* _Exercise details_: Restate all of the data below word for word.

--- Supplied records Enclosed Below ---

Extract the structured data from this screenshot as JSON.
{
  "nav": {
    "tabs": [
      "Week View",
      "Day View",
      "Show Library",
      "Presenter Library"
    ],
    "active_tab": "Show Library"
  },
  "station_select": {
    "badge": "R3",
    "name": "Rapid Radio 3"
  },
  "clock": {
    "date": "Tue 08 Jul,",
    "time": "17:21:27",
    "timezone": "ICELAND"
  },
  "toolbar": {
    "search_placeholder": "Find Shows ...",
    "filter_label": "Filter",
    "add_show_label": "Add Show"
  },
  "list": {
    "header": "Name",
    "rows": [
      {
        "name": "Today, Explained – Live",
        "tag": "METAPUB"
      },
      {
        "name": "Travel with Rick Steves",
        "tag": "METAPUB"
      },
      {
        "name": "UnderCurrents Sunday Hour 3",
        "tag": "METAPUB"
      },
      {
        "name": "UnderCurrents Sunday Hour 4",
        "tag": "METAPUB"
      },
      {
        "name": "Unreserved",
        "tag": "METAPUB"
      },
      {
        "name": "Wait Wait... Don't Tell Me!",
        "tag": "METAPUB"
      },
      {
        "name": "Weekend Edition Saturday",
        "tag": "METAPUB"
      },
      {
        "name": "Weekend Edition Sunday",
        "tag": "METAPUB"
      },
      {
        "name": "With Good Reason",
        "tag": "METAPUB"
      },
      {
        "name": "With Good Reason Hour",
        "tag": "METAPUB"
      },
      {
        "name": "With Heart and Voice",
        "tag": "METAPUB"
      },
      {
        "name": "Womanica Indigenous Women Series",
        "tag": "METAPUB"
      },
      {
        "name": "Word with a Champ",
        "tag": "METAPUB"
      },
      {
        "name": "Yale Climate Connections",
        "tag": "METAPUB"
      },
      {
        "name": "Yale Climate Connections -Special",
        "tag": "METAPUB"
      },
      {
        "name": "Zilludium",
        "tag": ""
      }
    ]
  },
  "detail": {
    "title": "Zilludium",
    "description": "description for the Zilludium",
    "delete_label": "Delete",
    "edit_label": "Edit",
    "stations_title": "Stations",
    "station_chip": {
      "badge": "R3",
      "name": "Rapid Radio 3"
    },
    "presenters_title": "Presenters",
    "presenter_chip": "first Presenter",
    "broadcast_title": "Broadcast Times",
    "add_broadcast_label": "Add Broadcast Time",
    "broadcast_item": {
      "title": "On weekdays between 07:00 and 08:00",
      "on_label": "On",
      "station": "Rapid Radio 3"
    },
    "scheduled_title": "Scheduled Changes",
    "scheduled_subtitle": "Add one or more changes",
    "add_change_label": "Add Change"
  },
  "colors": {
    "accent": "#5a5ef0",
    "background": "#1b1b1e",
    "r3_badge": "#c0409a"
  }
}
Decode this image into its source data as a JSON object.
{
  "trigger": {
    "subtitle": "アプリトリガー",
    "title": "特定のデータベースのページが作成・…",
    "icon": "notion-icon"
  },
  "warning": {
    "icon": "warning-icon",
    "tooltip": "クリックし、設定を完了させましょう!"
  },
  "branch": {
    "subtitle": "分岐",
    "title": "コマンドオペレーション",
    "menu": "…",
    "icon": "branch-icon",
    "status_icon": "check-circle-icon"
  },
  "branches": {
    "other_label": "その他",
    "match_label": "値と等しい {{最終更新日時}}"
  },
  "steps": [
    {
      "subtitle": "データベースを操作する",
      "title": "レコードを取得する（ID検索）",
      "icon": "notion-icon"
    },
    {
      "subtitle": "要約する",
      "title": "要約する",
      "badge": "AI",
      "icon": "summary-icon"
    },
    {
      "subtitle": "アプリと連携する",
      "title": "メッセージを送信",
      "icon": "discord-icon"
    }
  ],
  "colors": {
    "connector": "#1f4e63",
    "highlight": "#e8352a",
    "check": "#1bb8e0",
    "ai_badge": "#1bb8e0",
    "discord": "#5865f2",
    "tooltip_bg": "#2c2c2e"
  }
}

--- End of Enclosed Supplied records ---

* _Exercise result_:
Extract the structured data from this screenshot as JSON.
{
  "nav": {
    "tabs": [
      "Week View",
      "Day View",
      "Show Library",
      "Presenter Library"
    ],
    "active_tab": "Show Library"
  },
  "station_select": {
    "badge": "R3",
    "name": "Rapid Radio 3"
  },
  "clock": {
    "date": "Tue 08 Jul,",
    "time": "17:21:27",
    "timezone": "ICELAND"
  },
  "toolbar": {
    "search_placeholder": "Find Shows ...",
    "filter_label": "Filter",
    "add_show_label": "Add Show"
  },
  "list": {
    "header": "Name",
    "rows": [
      {
        "name": "Today, Explained – Live",
        "tag": "METAPUB"
      },
      {
        "name": "Travel with Rick Steves",
        "tag": "METAPUB"
      },
      {
        "name": "UnderCurrents Sunday Hour 3",
        "tag": "METAPUB"
      },
      {
        "name": "UnderCurrents Sunday Hour 4",
        "tag": "METAPUB"
      },
      {
        "name": "Unreserved",
        "tag": "METAPUB"
      },
      {
        "name": "Wait Wait... Don't Tell Me!",
        "tag": "METAPUB"
      },
      {
        "name": "Weekend Edition Saturday",
        "tag": "METAPUB"
      },
      {
        "name": "Weekend Edition Sunday",
        "tag": "METAPUB"
      },
      {
        "name": "With Good Reason",
        "tag": "METAPUB"
      },
      {
        "name": "With Good Reason Hour",
        "tag": "METAPUB"
      },
      {
        "name": "With Heart and Voice",
        "tag": "METAPUB"
      },
      {
        "name": "Womanica Indigenous Women Series",
        "tag": "METAPUB"
      },
      {
        "name": "Word with a Champ",
        "tag": "METAPUB"
      },
      {
        "name": "Yale Climate Connections",
        "tag": "METAPUB"
      },
      {
        "name": "Yale Climate Connections -Special",
        "tag": "METAPUB"
      },
      {
        "name": "Zilludium",
        "tag": ""
      }
    ]
  },
  "detail": {
    "title": "Zilludium",
    "description": "description for the Zilludium",
    "delete_label": "Delete",
    "edit_label": "Edit",
    "stations_title": "Stations",
    "station_chip": {
      "badge": "R3",
      "name": "Rapid Radio 3"
    },
    "presenters_title": "Presenters",
    "presenter_chip": "first Presenter",
    "broadcast_title": "Broadcast Times",
    "add_broadcast_label": "Add Broadcast Time",
    "broadcast_item": {
      "title": "On weekdays between 07:00 and 08:00",
      "on_label": "On",
      "station": "Rapid Radio 3"
    },
    "scheduled_title": "Scheduled Changes",
    "scheduled_subtitle": "Add one or more changes",
    "add_change_label": "Add Change"
  },
  "colors": {
    "accent": "#5a5ef0",
    "background": "#1b1b1e",
    "r3_badge": "#c0409a"
  }
}
Decode this image into its source data as a JSON object.
{
  "trigger": {
    "subtitle": "アプリトリガー",
    "title": "特定のデータベースのページが作成・…",
    "icon": "notion-icon"
  },
  "warning": {
    "icon": "warning-icon",
    "tooltip": "クリックし、設定を完了させましょう!"
  },
  "branch": {
    "subtitle": "分岐",
    "title": "コマンドオペレーション",
    "menu": "…",
    "icon": "branch-icon",
    "status_icon": "check-circle-icon"
  },
  "branches": {
    "other_label": "その他",
    "match_label": "値と等しい {{最終更新日時}}"
  },
  "steps": [
    {
      "subtitle": "データベースを操作する",
      "title": "レコードを取得する（ID検索）",
      "icon": "notion-icon"
    },
    {
      "subtitle": "要約する",
      "title": "要約する",
      "badge": "AI",
      "icon": "summary-icon"
    },
    {
      "subtitle": "アプリと連携する",
      "title": "メッセージを送信",
      "icon": "discord-icon"
    }
  ],
  "colors": {
    "connector": "#1f4e63",
    "highlight": "#e8352a",
    "check": "#1bb8e0",
    "ai_badge": "#1bb8e0",
    "discord": "#5865f2",
    "tooltip_bg": "#2c2c2e"
  }
}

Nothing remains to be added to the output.